Freelancing as a long-term viable career option is becoming more widely accepted.
With an estimated 55 Million Americans taking advantage of contract work, that translates to 35% of the total workforce. And that number isn’t likely to decrease, according to a recent study conducted by UpWork and the Freelancers Union*. They define Freelancers as “individuals who have engaged in supplemental, temporary, project or contract-based work” and estimate that the number has grown by 2 million since 2014.
With that many fleeing the cubicles of Corporate America, it’s no wonder that an entire cottage industry designed to support them has sprung up. From infrastructure such as business telephone services that mimic a traditional company phone tree, to co-working spaces that offer the perks of an office, including an address, conference room and private office space, a freelancer can look like a one-person boutique or a 50 person agency, depending on their preference.
It’s also no wonder that freelancing professionals report a higher level of satisfaction, with 79% of survey respondents saying they felt respected, empowered and excited to start each day. Texas Freelancers have reported to the Texas Freelance Association that they’re able to enjoy a better work-life balance by breaking for a movie mid-day, practicing yoga or playing with their pets to alleviate stress. By having project-based work they’re able to set their own schedule and meet deadlines resulting in increased productivity, rather than simply putting in a requisite number of hours.
Finding gigs has also never been easier. Technology and the advent of websites like UpWork, Freelancer.com and Indeed all index hundreds of remote, telecommute and contract jobs from around the globe. 77% of UpWork’s survey respondents say they have used these avenues to find work and 66% say that they’ve increased the number of projects they’ve landed in the last year with the help of technology.
This is good news for employers as well. With a lush talent pool and the ability to find and pay for the best of the best, they have less overhead, since they only pay for the hours they need and aren’t responsible for taxes or benefits.
There are drawbacks, of course. Self-employed professionals are responsible for paying their own taxes and finding their own health care. Often health insurance isn’t as affordable as a company plan or offers less coverage. Finding work can also be feast or famine, and the holidays in particular can be a money stretch with many companies holding off until the New Year to start projects with a fresh budget. Other times, client demands can stack up, and being the salesperson, accountant, project manager and the sole employee can be daunting.

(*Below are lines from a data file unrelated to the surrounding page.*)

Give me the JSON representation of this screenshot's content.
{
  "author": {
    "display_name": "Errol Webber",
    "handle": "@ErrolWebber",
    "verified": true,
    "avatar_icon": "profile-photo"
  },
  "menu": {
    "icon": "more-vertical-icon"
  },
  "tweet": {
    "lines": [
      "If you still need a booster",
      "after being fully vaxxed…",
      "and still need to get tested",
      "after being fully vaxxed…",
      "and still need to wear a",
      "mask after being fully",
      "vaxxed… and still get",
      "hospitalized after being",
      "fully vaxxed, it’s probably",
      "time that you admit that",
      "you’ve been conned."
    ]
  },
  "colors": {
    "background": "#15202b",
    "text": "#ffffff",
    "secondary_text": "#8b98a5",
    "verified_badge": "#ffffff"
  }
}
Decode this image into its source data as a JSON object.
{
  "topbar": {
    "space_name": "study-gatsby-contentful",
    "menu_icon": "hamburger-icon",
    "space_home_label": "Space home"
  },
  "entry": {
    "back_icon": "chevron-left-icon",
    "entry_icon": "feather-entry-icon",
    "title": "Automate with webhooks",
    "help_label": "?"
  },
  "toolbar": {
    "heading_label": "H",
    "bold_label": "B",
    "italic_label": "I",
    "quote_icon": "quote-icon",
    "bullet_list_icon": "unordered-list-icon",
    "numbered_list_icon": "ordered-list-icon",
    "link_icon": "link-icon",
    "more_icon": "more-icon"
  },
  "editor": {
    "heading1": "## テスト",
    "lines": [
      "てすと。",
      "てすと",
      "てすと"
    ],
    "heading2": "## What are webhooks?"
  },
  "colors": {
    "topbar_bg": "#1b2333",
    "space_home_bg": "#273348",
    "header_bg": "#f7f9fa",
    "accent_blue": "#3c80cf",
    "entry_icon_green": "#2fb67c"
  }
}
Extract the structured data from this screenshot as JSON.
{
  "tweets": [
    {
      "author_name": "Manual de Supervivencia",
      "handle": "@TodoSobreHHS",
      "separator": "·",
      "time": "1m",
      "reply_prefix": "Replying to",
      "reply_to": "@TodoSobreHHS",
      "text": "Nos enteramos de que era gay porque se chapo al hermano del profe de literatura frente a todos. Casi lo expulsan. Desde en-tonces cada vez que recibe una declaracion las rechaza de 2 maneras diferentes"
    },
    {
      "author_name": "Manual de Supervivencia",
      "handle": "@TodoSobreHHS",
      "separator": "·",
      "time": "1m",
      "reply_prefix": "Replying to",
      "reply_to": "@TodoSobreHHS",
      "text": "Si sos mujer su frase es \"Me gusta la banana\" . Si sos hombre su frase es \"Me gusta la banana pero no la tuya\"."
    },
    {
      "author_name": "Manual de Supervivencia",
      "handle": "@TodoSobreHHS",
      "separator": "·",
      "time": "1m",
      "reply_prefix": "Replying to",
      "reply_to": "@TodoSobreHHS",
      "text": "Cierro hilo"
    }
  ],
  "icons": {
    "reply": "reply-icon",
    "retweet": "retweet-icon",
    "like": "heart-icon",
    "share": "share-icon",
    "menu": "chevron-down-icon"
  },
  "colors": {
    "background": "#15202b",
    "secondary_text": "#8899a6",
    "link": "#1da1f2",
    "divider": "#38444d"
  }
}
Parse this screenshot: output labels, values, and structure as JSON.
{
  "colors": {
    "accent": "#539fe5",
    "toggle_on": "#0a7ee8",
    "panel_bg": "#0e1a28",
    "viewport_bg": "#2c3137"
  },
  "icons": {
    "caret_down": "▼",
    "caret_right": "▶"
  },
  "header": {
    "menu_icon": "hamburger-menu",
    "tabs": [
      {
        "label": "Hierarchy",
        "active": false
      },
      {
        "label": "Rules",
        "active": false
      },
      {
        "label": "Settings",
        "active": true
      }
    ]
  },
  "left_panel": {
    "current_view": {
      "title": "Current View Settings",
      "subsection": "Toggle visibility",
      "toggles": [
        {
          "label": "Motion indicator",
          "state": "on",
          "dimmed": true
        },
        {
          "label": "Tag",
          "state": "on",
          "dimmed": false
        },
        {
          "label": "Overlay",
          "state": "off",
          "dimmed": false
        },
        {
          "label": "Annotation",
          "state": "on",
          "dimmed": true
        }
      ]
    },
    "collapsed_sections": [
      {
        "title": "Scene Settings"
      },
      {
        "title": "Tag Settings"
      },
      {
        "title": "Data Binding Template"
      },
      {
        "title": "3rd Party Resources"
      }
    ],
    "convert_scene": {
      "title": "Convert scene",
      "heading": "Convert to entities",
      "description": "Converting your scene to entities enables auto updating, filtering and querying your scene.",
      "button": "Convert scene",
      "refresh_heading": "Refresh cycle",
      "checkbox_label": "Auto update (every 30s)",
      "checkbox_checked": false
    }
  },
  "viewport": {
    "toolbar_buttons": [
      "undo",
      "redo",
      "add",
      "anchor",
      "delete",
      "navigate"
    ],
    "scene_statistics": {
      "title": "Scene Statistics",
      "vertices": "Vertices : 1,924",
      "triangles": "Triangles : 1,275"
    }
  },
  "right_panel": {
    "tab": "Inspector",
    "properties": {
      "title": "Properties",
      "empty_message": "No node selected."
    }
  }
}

UpWork’s study seems to indicate, however, that the state of freelancing in 2016 is vibrant, healthy and on the rise.
*Source: UpWorks State of Freelancing 2016